no territorial aggrandizement, has
been agreed upon by Germany and
Austria, the Deutsche Hages Zeitung,
of Berlin, says it learns by good au-
thority.
The offer includes the surrender of
Belgium and French territory, the re-
nunciation of positive territorial ac-
quisitions for payments in money, and
no indemnity on either side.
Speculation here ,was that Chancel-
lor Michaelis might make some sort
of a peace announcement today in his
speech, advertised as likely to outline
Germany's war aims.
No details were given on how the
rumored peace offer would be ad-
vanced.
According to Berlin reports a sen-
sational session of the reichstag is ex-
pected. One dispatch said that Chan-
cellor Michaelis was absent from Ber-
lin while another reported him ready
to speak.
The resignation of Vice-Chancellor
Helfferich as a result of the crisis ~
which Michaelis now faces in the Ger-
man parliament is freely predicted by
the German press. The radicals and
many of the conservatives in the
reichstag are opposed to him because
of his failure to announce a decisive
governmental policy at Saturday's ses-
sion.
Berlin advices indicated that to-
day's debate will toter around
pending motion advanced by the in-
dependent socialists to censure SHelf-
ferich for his failure to respond in-
terpellations Saturday.
GERMAN STRENGTH
SHOWS DECREASE
Huns Draining from 1918-20 Reserves,
Says French Staff
Review
Washington, Oct. 9. - Germany's
military strength now shows a clear
decrease for the first time since the
war began, according to the reviw
based upon data of the French gen-
eral staff made public here tonight by
the French high commission.
Wearing down and driving back by
the never ending pounding of the al-
lies on the western front, the state-
ment says, that the Germans have
made their supreme military effort
after drawing heavily upon their in-
active armies and calling out their
1918 and part of their 1919 reserves.
Thus while the allies have reached
and are prepared to maintain their
full strength while waiting the com-
ing of America's great army the
enemy's resources are diminishing at
the very moment when the military
situation demands that they increase.

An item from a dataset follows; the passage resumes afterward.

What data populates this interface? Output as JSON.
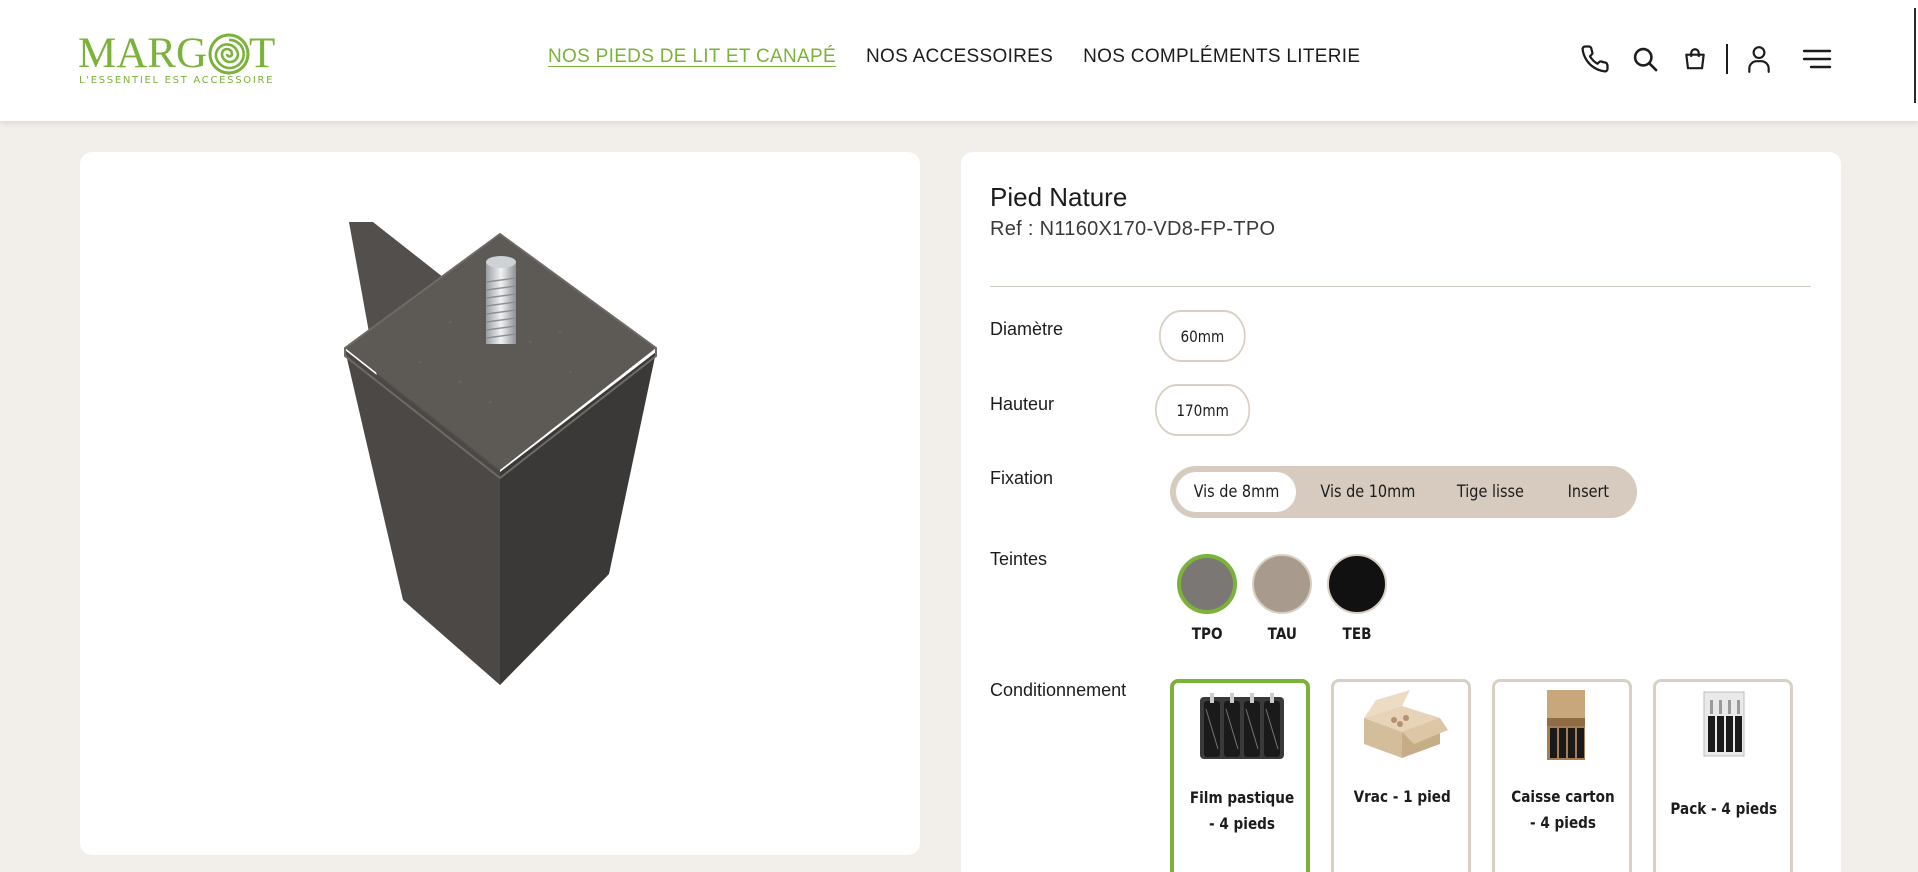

*
*
*
*
*
*
*
*
*
*

NOTICE I

0

The Daily is to run a list of'
names tomorrow of all Michigan'
men (including alumni) now in'
military service. Anyone know-'
ing a Michigan man in the serv-
ice will confer a favor by bring-
ing in the name with the class'
and branch of service to The'
Daily office before 12 o'clock to-

* Hygiene Lecture to Be Given Soon
* Dr. A. S. Warthin's lecture on Sex
* and Personal Hygiene which is given
* every year to freshmen, will be given
* aboutthe third week in October.
* All freshmen are urged to attend
* the lecture which is given three times
* so as to accommodate every man. Ad-
* mission will be by tickets, these be-
* ing distributed sometime soon to all
* members of the class of 1921.

* day.

i

Annum Y.W.C.A. Banquet
Barbour Gymnasium-
Saturday, Oct. 13, 6 O'Clock

Upper
Class men
Get your tickets at
the table in the
Library before 5
o'clock Thursday.

Back to Top

© 2020 Regents of the University of Michigan